I’ve had enough of the Tony Romo amateur hour when it comes to explaining why his performance drops off in December and January. If you believe the reports, these flawed assumptions, are coming not only from the media, but also from within the Cowboys organization.
I thought it best to shoot down a few of the bogus arguments.
- Romo is not in shape: According to a report, offensive coordiantor Jason Garrett called Romo into his office to explain that the organization felt conditioning was the reason for his late-season swoons. This assumption is flawed. It doesn’t explain situations like the Ravens game last season or the playoff game against Giants in 2008. Romo’s performance was poor from the outset of the game. Conditioning can only be a factor as the games wear on.
- Romo is not focused: Tony is a bright QB who knows the offense. Just because he is a good athlete and a skilled golfer doesn’t mean he is not focused (notice I drew a distinction between being an athlete and playing golf, because golf is a skill, not a sport). There is nothing tangible that suggests Romo is not focused at the end of the season. It’s just sports talk radio psychobabble.
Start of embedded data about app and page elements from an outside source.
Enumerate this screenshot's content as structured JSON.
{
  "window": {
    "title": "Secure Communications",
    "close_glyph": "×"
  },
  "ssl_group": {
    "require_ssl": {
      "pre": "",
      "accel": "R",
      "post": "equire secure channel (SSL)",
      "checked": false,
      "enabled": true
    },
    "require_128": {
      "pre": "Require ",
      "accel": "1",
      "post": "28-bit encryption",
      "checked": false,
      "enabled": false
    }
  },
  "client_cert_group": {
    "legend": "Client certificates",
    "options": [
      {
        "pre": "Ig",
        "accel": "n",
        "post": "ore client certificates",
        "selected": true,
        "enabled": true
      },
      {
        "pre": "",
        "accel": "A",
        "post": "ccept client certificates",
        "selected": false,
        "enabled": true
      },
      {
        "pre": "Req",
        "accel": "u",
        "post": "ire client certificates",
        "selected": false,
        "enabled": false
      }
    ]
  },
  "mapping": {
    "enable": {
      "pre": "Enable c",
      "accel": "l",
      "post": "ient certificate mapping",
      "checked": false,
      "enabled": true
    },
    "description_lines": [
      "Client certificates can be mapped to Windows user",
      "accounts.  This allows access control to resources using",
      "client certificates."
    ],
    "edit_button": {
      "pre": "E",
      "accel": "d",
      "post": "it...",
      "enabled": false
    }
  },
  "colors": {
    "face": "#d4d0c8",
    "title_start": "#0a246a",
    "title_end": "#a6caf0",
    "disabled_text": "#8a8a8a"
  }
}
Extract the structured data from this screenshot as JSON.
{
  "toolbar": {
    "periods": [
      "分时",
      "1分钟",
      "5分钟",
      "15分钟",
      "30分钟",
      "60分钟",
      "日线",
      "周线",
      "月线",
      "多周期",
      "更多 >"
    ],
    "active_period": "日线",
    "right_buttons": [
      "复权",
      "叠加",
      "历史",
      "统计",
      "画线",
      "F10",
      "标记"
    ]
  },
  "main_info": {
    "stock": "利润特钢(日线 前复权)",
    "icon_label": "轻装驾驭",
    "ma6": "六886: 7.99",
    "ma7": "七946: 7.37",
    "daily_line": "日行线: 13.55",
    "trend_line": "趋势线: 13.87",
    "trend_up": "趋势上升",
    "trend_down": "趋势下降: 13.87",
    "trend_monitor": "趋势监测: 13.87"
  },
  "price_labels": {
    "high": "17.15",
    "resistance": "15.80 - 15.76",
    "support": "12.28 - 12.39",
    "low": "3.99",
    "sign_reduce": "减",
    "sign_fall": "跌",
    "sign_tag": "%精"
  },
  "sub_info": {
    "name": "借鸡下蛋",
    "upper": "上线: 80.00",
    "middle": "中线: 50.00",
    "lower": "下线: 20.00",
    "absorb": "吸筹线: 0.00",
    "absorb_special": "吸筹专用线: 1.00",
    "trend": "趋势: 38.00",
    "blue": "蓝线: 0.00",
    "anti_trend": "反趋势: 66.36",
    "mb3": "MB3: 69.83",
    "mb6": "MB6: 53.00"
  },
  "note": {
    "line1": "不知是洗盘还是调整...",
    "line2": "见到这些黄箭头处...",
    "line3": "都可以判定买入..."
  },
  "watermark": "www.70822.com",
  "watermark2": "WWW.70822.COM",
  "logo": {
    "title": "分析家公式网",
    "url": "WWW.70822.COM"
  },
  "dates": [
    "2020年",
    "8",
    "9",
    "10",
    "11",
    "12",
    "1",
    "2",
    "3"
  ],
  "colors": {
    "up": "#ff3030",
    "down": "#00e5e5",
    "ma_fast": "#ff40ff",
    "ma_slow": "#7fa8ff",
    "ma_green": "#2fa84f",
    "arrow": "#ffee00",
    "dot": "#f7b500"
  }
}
- Jessica is the problem: Well, Romo may have two flaws. Just kidding. Jessica Simpson, whether she’s in the picture or not, is no more a distraction than a player dealing with a wife and kids. She may be a combination of both, but at best, the pressures to live with her aren’t much different.
Bottom line, Romo is a legit QB in this league. But before we go any further, there is a distinction worth noting. Those who say Romo can’t win the big game are wrong. Beating the Giants, Eagles and Packers (2007) is testament to refute that argument.
Here’s the simple truth: Presently, Romo is a choke artist. When the stakes get the highest, he crumbles under the pressure. This is the pressure that Troy Aikman, Joe Montana and Roger Staubach thrived under. I know this doesn’t sound flattering, but it’s not a death sentence, either.
Students of the game recognize this is not a new phenomenon because we have seen it before. Peyton Manning was arguably on this list early in his career, but he came out just fine. I believe greatness is in Romo but he has to shake off the yips when it counts.
— Jamie Dukes